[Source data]
-=-=-

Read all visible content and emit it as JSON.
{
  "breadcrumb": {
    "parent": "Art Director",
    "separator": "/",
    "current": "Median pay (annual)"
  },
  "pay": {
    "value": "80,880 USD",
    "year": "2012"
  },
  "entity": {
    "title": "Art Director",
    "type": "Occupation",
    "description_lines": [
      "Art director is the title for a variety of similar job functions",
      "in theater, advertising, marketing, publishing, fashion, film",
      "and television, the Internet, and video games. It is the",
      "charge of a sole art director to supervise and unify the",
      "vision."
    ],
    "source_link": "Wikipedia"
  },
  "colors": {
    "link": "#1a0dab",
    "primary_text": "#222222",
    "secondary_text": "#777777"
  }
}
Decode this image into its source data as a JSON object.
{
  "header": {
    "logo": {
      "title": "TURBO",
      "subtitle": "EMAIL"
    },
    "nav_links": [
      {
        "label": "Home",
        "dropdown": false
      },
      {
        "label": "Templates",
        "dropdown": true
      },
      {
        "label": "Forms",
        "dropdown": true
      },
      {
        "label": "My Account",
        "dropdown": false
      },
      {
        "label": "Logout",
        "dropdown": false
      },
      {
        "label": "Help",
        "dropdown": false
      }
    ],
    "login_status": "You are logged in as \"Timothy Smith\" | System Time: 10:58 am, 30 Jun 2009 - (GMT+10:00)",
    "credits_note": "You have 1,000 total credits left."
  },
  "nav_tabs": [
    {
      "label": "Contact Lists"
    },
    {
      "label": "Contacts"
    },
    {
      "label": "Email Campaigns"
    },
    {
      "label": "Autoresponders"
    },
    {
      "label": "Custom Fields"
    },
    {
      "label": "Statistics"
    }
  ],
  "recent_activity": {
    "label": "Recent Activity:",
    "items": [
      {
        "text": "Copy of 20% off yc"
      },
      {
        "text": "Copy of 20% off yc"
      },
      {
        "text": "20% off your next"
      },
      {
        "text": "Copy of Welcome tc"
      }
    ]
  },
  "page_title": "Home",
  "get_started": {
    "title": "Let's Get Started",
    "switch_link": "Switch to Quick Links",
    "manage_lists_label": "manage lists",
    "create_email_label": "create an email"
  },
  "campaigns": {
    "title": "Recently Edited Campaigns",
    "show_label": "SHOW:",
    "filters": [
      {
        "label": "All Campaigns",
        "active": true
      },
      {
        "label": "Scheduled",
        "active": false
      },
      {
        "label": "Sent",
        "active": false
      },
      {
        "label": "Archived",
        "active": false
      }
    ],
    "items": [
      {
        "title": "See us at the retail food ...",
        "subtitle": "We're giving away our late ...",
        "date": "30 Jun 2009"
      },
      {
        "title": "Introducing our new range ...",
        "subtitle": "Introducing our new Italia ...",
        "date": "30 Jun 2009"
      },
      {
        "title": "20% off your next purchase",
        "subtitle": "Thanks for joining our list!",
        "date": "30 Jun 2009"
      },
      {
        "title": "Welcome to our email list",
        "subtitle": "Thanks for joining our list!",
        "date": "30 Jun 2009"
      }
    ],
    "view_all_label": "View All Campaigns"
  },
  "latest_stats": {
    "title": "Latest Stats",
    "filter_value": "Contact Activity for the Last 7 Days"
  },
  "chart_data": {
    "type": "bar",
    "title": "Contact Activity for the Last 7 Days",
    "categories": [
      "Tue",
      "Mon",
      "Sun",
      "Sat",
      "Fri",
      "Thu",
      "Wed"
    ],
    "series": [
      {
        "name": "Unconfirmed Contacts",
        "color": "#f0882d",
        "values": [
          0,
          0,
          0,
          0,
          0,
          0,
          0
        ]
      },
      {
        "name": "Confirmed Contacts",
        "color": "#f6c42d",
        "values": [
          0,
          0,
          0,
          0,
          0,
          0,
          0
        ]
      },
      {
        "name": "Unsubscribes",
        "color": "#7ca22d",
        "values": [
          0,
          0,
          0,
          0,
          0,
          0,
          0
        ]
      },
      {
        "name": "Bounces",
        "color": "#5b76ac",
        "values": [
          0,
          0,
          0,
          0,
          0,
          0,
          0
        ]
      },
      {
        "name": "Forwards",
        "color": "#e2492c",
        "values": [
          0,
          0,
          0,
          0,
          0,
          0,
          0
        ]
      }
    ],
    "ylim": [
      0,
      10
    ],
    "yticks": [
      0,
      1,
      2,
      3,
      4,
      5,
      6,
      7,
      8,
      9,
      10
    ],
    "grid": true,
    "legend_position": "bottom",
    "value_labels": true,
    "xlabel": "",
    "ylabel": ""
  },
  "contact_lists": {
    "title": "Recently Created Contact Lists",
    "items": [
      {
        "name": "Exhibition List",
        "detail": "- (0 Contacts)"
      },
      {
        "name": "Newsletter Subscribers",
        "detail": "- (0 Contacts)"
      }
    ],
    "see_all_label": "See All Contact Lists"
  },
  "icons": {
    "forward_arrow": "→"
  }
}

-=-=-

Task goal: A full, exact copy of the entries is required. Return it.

Completed exercise:
Read all visible content and emit it as JSON.
{
  "breadcrumb": {
    "parent": "Art Director",
    "separator": "/",
    "current": "Median pay (annual)"
  },
  "pay": {
    "value": "80,880 USD",
    "year": "2012"
  },
  "entity": {
    "title": "Art Director",
    "type": "Occupation",
    "description_lines": [
      "Art director is the title for a variety of similar job functions",
      "in theater, advertising, marketing, publishing, fashion, film",
      "and television, the Internet, and video games. It is the",
      "charge of a sole art director to supervise and unify the",
      "vision."
    ],
    "source_link": "Wikipedia"
  },
  "colors": {
    "link": "#1a0dab",
    "primary_text": "#222222",
    "secondary_text": "#777777"
  }
}
Decode this image into its source data as a JSON object.
{
  "header": {
    "logo": {
      "title": "TURBO",
      "subtitle": "EMAIL"
    },
    "nav_links": [
      {
        "label": "Home",
        "dropdown": false
      },
      {
        "label": "Templates",
        "dropdown": true
      },
      {
        "label": "Forms",
        "dropdown": true
      },
      {
        "label": "My Account",
        "dropdown": false
      },
      {
        "label": "Logout",
        "dropdown": false
      },
      {
        "label": "Help",
        "dropdown": false
      }
    ],
    "login_status": "You are logged in as \"Timothy Smith\" | System Time: 10:58 am, 30 Jun 2009 - (GMT+10:00)",
    "credits_note": "You have 1,000 total credits left."
  },
  "nav_tabs": [
    {
      "label": "Contact Lists"
    },
    {
      "label": "Contacts"
    },
    {
      "label": "Email Campaigns"
    },
    {
      "label": "Autoresponders"
    },
    {
      "label": "Custom Fields"
    },
    {
      "label": "Statistics"
    }
  ],
  "recent_activity": {
    "label": "Recent Activity:",
    "items": [
      {
        "text": "Copy of 20% off yc"
      },
      {
        "text": "Copy of 20% off yc"
      },
      {
        "text": "20% off your next"
      },
      {
        "text": "Copy of Welcome tc"
      }
    ]
  },
  "page_title": "Home",
  "get_started": {
    "title": "Let's Get Started",
    "switch_link": "Switch to Quick Links",
    "manage_lists_label": "manage lists",
    "create_email_label": "create an email"
  },
  "campaigns": {
    "title": "Recently Edited Campaigns",
    "show_label": "SHOW:",
    "filters": [
      {
        "label": "All Campaigns",
        "active": true
      },
      {
        "label": "Scheduled",
        "active": false
      },
      {
        "label": "Sent",
        "active": false
      },
      {
        "label": "Archived",
        "active": false
      }
    ],
    "items": [
      {
        "title": "See us at the retail food ...",
        "subtitle": "We're giving away our late ...",
        "date": "30 Jun 2009"
      },
      {
        "title": "Introducing our new range ...",
        "subtitle": "Introducing our new Italia ...",
        "date": "30 Jun 2009"
      },
      {
        "title": "20% off your next purchase",
        "subtitle": "Thanks for joining our list!",
        "date": "30 Jun 2009"
      },
      {
        "title": "Welcome to our email list",
        "subtitle": "Thanks for joining our list!",
        "date": "30 Jun 2009"
      }
    ],
    "view_all_label": "View All Campaigns"
  },
  "latest_stats": {
    "title": "Latest Stats",
    "filter_value": "Contact Activity for the Last 7 Days"
  },
  "chart_data": {
    "type": "bar",
    "title": "Contact Activity for the Last 7 Days",
    "categories": [
      "Tue",
      "Mon",
      "Sun",
      "Sat",
      "Fri",
      "Thu",
      "Wed"
    ],
    "series": [
      {
        "name": "Unconfirmed Contacts",
        "color": "#f0882d",
        "values": [
          0,
          0,
          0,
          0,
          0,
          0,
          0
        ]
      },
      {
        "name": "Confirmed Contacts",
        "color": "#f6c42d",
        "values": [
          0,
          0,
          0,
          0,
          0,
          0,
          0
        ]
      },
      {
        "name": "Unsubscribes",
        "color": "#7ca22d",
        "values": [
          0,
          0,
          0,
          0,
          0,
          0,
          0
        ]
      },
      {
        "name": "Bounces",
        "color": "#5b76ac",
        "values": [
          0,
          0,
          0,
          0,
          0,
          0,
          0
        ]
      },
      {
        "name": "Forwards",
        "color": "#e2492c",
        "values": [
          0,
          0,
          0,
          0,
          0,
          0,
          0
        ]
      }
    ],
    "ylim": [
      0,
      10
    ],
    "yticks": [
      0,
      1,
      2,
      3,
      4,
      5,
      6,
      7,
      8,
      9,
      10
    ],
    "grid": true,
    "legend_position": "bottom",
    "value_labels": true,
    "xlabel": "",
    "ylabel": ""
  },
  "contact_lists": {
    "title": "Recently Created Contact Lists",
    "items": [
      {
        "name": "Exhibition List",
        "detail": "- (0 Contacts)"
      },
      {
        "name": "Newsletter Subscribers",
        "detail": "- (0 Contacts)"
      }
    ],
    "see_all_label": "See All Contact Lists"
  },
  "icons": {
    "forward_arrow": "→"
  }
}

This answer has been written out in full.